* **Required action**
Nothing in the records may be dropped. Retype them all exactly.

START Supplied records

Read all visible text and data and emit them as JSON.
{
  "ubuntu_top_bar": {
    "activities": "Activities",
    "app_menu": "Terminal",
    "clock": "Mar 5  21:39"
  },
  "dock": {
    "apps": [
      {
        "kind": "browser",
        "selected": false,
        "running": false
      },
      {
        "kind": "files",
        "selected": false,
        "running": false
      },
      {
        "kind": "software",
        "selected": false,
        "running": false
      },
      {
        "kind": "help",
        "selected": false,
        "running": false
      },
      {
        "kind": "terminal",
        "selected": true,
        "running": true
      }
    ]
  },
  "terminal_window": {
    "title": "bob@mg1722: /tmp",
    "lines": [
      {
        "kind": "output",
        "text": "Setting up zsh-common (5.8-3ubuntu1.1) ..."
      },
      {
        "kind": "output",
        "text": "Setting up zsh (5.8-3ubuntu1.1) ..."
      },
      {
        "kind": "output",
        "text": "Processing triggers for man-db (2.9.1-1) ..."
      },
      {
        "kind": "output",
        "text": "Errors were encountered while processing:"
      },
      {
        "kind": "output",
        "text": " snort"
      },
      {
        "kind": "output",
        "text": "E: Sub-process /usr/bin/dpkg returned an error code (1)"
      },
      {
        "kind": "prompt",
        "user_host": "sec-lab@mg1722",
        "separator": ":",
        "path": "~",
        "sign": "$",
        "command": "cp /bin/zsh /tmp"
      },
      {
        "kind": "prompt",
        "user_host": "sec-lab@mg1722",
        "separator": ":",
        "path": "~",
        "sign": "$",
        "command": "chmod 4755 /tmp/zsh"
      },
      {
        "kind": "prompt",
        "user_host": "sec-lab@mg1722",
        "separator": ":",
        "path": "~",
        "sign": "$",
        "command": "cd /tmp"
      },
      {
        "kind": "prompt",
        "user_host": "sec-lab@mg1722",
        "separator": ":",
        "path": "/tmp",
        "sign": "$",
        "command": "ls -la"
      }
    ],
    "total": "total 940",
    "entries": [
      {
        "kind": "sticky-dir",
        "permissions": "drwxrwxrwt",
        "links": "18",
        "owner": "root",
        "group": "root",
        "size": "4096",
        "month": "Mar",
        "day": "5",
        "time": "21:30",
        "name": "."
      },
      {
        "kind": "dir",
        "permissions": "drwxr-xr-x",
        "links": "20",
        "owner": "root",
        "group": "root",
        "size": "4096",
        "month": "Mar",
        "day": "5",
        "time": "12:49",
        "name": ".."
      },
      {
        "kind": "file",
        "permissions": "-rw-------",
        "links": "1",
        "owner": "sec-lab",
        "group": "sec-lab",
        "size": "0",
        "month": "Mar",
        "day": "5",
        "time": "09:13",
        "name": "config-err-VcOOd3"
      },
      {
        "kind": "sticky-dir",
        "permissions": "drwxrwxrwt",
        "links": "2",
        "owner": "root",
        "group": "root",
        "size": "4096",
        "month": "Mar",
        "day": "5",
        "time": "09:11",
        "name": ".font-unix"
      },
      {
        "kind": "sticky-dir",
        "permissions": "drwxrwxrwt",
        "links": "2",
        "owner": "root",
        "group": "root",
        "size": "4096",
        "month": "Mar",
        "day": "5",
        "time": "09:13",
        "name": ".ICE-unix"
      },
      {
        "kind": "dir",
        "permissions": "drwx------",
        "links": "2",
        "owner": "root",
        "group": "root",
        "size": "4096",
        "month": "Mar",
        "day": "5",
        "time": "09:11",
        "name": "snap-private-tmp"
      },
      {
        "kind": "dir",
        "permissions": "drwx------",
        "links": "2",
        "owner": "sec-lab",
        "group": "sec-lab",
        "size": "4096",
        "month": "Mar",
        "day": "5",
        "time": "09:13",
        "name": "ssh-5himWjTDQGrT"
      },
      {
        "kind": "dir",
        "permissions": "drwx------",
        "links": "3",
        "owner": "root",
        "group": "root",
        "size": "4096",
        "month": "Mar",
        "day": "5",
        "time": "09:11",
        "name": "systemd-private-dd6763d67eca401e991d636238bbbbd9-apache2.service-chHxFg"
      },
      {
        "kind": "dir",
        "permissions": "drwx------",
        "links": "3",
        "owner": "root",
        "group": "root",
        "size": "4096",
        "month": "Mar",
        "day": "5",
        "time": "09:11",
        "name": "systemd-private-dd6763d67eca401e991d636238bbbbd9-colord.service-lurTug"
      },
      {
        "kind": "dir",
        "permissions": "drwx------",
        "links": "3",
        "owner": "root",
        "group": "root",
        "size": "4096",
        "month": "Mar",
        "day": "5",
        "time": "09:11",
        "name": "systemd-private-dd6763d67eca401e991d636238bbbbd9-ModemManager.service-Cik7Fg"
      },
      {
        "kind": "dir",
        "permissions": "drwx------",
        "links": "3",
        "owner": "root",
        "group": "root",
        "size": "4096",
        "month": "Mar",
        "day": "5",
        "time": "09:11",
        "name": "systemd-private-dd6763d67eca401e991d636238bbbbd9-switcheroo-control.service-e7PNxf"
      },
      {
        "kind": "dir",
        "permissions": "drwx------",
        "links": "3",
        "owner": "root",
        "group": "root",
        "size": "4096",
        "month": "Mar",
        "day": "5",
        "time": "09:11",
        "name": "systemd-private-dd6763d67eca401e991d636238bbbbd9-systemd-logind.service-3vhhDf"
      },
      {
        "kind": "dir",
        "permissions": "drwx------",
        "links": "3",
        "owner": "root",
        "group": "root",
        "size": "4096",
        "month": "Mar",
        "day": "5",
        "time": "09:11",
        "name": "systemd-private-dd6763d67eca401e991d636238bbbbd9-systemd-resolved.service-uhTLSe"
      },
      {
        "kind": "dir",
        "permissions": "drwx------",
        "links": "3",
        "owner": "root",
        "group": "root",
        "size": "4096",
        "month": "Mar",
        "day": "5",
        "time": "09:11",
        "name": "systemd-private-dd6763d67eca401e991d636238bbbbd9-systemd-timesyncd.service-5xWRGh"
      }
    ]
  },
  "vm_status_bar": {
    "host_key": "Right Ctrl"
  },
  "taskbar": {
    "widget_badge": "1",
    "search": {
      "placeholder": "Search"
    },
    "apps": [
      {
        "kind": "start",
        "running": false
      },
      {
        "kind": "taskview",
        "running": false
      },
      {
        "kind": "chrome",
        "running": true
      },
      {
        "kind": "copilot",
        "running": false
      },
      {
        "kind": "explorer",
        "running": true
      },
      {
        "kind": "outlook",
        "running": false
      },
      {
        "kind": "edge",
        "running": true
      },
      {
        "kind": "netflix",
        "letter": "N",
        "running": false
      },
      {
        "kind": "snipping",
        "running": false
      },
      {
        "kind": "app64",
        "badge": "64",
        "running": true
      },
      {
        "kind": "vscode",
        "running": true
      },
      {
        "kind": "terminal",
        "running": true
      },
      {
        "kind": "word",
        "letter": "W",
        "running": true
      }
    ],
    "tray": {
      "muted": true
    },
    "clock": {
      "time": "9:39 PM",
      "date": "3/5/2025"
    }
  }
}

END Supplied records

* **Finished task**
Read all visible text and data and emit them as JSON.
{
  "ubuntu_top_bar": {
    "activities": "Activities",
    "app_menu": "Terminal",
    "clock": "Mar 5  21:39"
  },
  "dock": {
    "apps": [
      {
        "kind": "browser",
        "selected": false,
        "running": false
      },
      {
        "kind": "files",
        "selected": false,
        "running": false
      },
      {
        "kind": "software",
        "selected": false,
        "running": false
      },
      {
        "kind": "help",
        "selected": false,
        "running": false
      },
      {
        "kind": "terminal",
        "selected": true,
        "running": true
      }
    ]
  },
  "terminal_window": {
    "title": "bob@mg1722: /tmp",
    "lines": [
      {
        "kind": "output",
        "text": "Setting up zsh-common (5.8-3ubuntu1.1) ..."
      },
      {
        "kind": "output",
        "text": "Setting up zsh (5.8-3ubuntu1.1) ..."
      },
      {
        "kind": "output",
        "text": "Processing triggers for man-db (2.9.1-1) ..."
      },
      {
        "kind": "output",
        "text": "Errors were encountered while processing:"
      },
      {
        "kind": "output",
        "text": " snort"
      },
      {
        "kind": "output",
        "text": "E: Sub-process /usr/bin/dpkg returned an error code (1)"
      },
      {
        "kind": "prompt",
        "user_host": "sec-lab@mg1722",
        "separator": ":",
        "path": "~",
        "sign": "$",
        "command": "cp /bin/zsh /tmp"
      },
      {
        "kind": "prompt",
        "user_host": "sec-lab@mg1722",
        "separator": ":",
        "path": "~",
        "sign": "$",
        "command": "chmod 4755 /tmp/zsh"
      },
      {
        "kind": "prompt",
        "user_host": "sec-lab@mg1722",
        "separator": ":",
        "path": "~",
        "sign": "$",
        "command": "cd /tmp"
      },
      {
        "kind": "prompt",
        "user_host": "sec-lab@mg1722",
        "separator": ":",
        "path": "/tmp",
        "sign": "$",
        "command": "ls -la"
      }
    ],
    "total": "total 940",
    "entries": [
      {
        "kind": "sticky-dir",
        "permissions": "drwxrwxrwt",
        "links": "18",
        "owner": "root",
        "group": "root",
        "size": "4096",
        "month": "Mar",
        "day": "5",
        "time": "21:30",
        "name": "."
      },
      {
        "kind": "dir",
        "permissions": "drwxr-xr-x",
        "links": "20",
        "owner": "root",
        "group": "root",
        "size": "4096",
        "month": "Mar",
        "day": "5",
        "time": "12:49",
        "name": ".."
      },
      {
        "kind": "file",
        "permissions": "-rw-------",
        "links": "1",
        "owner": "sec-lab",
        "group": "sec-lab",
        "size": "0",
        "month": "Mar",
        "day": "5",
        "time": "09:13",
        "name": "config-err-VcOOd3"
      },
      {
        "kind": "sticky-dir",
        "permissions": "drwxrwxrwt",
        "links": "2",
        "owner": "root",
        "group": "root",
        "size": "4096",
        "month": "Mar",
        "day": "5",
        "time": "09:11",
        "name": ".font-unix"
      },
      {
        "kind": "sticky-dir",
        "permissions": "drwxrwxrwt",
        "links": "2",
        "owner": "root",
        "group": "root",
        "size": "4096",
        "month": "Mar",
        "day": "5",
        "time": "09:13",
        "name": ".ICE-unix"
      },
      {
        "kind": "dir",
        "permissions": "drwx------",
        "links": "2",
        "owner": "root",
        "group": "root",
        "size": "4096",
        "month": "Mar",
        "day": "5",
        "time": "09:11",
        "name": "snap-private-tmp"
      },
      {
        "kind": "dir",
        "permissions": "drwx------",
        "links": "2",
        "owner": "sec-lab",
        "group": "sec-lab",
        "size": "4096",
        "month": "Mar",
        "day": "5",
        "time": "09:13",
        "name": "ssh-5himWjTDQGrT"
      },
      {
        "kind": "dir",
        "permissions": "drwx------",
        "links": "3",
        "owner": "root",
        "group": "root",
        "size": "4096",
        "month": "Mar",
        "day": "5",
        "time": "09:11",
        "name": "systemd-private-dd6763d67eca401e991d636238bbbbd9-apache2.service-chHxFg"
      },
      {
        "kind": "dir",
        "permissions": "drwx------",
        "links": "3",
        "owner": "root",
        "group": "root",
        "size": "4096",
        "month": "Mar",
        "day": "5",
        "time": "09:11",
        "name": "systemd-private-dd6763d67eca401e991d636238bbbbd9-colord.service-lurTug"
      },
      {
        "kind": "dir",
        "permissions": "drwx------",
        "links": "3",
        "owner": "root",
        "group": "root",
        "size": "4096",
        "month": "Mar",
        "day": "5",
        "time": "09:11",
        "name": "systemd-private-dd6763d67eca401e991d636238bbbbd9-ModemManager.service-Cik7Fg"
      },
      {
        "kind": "dir",
        "permissions": "drwx------",
        "links": "3",
        "owner": "root",
        "group": "root",
        "size": "4096",
        "month": "Mar",
        "day": "5",
        "time": "09:11",
        "name": "systemd-private-dd6763d67eca401e991d636238bbbbd9-switcheroo-control.service-e7PNxf"
      },
      {
        "kind": "dir",
        "permissions": "drwx------",
        "links": "3",
        "owner": "root",
        "group": "root",
        "size": "4096",
        "month": "Mar",
        "day": "5",
        "time": "09:11",
        "name": "systemd-private-dd6763d67eca401e991d636238bbbbd9-systemd-logind.service-3vhhDf"
      },
      {
        "kind": "dir",
        "permissions": "drwx------",
        "links": "3",
        "owner": "root",
        "group": "root",
        "size": "4096",
        "month": "Mar",
        "day": "5",
        "time": "09:11",
        "name": "systemd-private-dd6763d67eca401e991d636238bbbbd9-systemd-resolved.service-uhTLSe"
      },
      {
        "kind": "dir",
        "permissions": "drwx------",
        "links": "3",
        "owner": "root",
        "group": "root",
        "size": "4096",
        "month": "Mar",
        "day": "5",
        "time": "09:11",
        "name": "systemd-private-dd6763d67eca401e991d636238bbbbd9-systemd-timesyncd.service-5xWRGh"
      }
    ]
  },
  "vm_status_bar": {
    "host_key": "Right Ctrl"
  },
  "taskbar": {
    "widget_badge": "1",
    "search": {
      "placeholder": "Search"
    },
    "apps": [
      {
        "kind": "start",
        "running": false
      },
      {
        "kind": "taskview",
        "running": false
      },
      {
        "kind": "chrome",
        "running": true
      },
      {
        "kind": "copilot",
        "running": false
      },
      {
        "kind": "explorer",
        "running": true
      },
      {
        "kind": "outlook",
        "running": false
      },
      {
        "kind": "edge",
        "running": true
      },
      {
        "kind": "netflix",
        "letter": "N",
        "running": false
      },
      {
        "kind": "snipping",
        "running": false
      },
      {
        "kind": "app64",
        "badge": "64",
        "running": true
      },
      {
        "kind": "vscode",
        "running": true
      },
      {
        "kind": "terminal",
        "running": true
      },
      {
        "kind": "word",
        "letter": "W",
        "running": true
      }
    ],
    "tray": {
      "muted": true
    },
    "clock": {
      "time": "9:39 PM",
      "date": "3/5/2025"
    }
  }
}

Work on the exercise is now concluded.